HS4.2

Improving process understanding, classification, model development and evaluation in hydrology using comparative assessment techniques
Convener: Fabrizio Fenicia  | Co-Conveners: Jim Freer , Tobias Krueger , Koray Kamil Yilmaz 
Oral Programme
 / Tue, 04 May, 15:30–17:15  / Room 36
Poster Programme
 / Attendance Tue, 04 May, 17:30–19:00  / Hall A
Comparative hydrology is the inclusion of multiple datasets and/or models to understand consistencies and differences in hydrological functioning at various scales of interest. Such research can be conducted over local, national and international datasets to understand how hydrological functioning varies spatially within a region as well as across regions with hydro-climatic differences. From the modelling perspective, the potential advantages of such comparative analyses are to provide information about individual model performance, characterize consistencies and differences in models, and enhance the understanding of hydrological behaviour in a systematic model comparison framework. This session specifically targets hydrologic and model classification frameworks in the broadest sense that identify hydrological similarities/differences and patterns in generalised forms from multiple datasets and/or modelling approaches.

We invite presentations focusing on both model and data comparisons for understanding similarities and differences in hydrological behaviour at different spatial scales.
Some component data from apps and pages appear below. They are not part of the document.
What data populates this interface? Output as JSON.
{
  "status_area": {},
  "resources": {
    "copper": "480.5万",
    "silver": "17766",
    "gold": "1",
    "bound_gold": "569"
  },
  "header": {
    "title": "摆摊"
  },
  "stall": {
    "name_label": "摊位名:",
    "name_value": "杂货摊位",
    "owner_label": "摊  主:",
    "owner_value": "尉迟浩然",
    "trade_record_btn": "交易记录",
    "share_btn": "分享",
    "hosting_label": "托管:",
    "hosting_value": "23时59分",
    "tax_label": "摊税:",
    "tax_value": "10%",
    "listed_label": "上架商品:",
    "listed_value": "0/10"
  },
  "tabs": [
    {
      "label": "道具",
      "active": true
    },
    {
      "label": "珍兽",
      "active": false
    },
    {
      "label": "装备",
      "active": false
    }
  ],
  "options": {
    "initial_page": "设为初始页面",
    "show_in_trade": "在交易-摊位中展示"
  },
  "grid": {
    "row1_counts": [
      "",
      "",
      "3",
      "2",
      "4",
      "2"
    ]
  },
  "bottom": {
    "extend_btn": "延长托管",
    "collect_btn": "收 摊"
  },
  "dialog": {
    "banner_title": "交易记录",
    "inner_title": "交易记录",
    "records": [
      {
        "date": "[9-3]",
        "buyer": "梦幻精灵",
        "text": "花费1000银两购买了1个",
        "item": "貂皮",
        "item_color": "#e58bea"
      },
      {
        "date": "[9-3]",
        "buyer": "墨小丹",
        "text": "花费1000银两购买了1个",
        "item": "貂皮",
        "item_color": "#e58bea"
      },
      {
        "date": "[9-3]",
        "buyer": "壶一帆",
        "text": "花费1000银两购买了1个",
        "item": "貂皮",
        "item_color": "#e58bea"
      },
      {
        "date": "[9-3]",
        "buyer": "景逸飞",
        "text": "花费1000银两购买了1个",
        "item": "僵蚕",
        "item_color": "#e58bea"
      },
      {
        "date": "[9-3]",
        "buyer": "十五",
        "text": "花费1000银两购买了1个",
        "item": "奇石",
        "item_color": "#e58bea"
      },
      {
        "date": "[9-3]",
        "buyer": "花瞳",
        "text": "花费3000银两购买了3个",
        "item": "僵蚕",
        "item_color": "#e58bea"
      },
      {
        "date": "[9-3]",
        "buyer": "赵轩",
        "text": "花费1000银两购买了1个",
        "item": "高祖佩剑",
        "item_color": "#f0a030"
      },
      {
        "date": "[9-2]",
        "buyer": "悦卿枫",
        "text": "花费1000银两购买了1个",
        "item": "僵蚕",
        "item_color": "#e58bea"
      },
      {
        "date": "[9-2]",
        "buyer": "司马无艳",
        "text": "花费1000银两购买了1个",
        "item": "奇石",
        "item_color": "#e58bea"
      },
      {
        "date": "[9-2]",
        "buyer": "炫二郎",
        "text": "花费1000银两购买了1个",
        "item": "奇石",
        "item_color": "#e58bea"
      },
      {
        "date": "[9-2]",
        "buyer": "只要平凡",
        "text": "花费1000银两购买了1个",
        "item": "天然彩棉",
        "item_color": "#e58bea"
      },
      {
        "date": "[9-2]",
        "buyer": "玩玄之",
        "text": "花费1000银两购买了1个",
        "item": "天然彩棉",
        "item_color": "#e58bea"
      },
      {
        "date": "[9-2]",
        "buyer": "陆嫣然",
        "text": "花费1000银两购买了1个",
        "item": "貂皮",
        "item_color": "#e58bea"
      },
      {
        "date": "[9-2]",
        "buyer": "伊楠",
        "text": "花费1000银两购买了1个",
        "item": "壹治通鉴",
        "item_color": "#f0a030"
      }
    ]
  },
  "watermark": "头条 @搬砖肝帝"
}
We encourage a move away from the single model and single data evaluation dogma, which we believe limits the utility and learning potential of results for the wider hydrological community. Therefore we particularly welcome applications where the results of modelling studies are placed in a general context of comparison, showing how this can help understanding the structural or behavioural characteristics of individual catchments. We also encourage general methodologies, which allow for characterization of the relative merits of individual models and their performance on multiple catchments.

Solicited people: Dmitri Kavetski, dmitri.kavetski[at]gmail.com; Neil Mcintyre, n.mcintyre[at]imperial.ac.uk.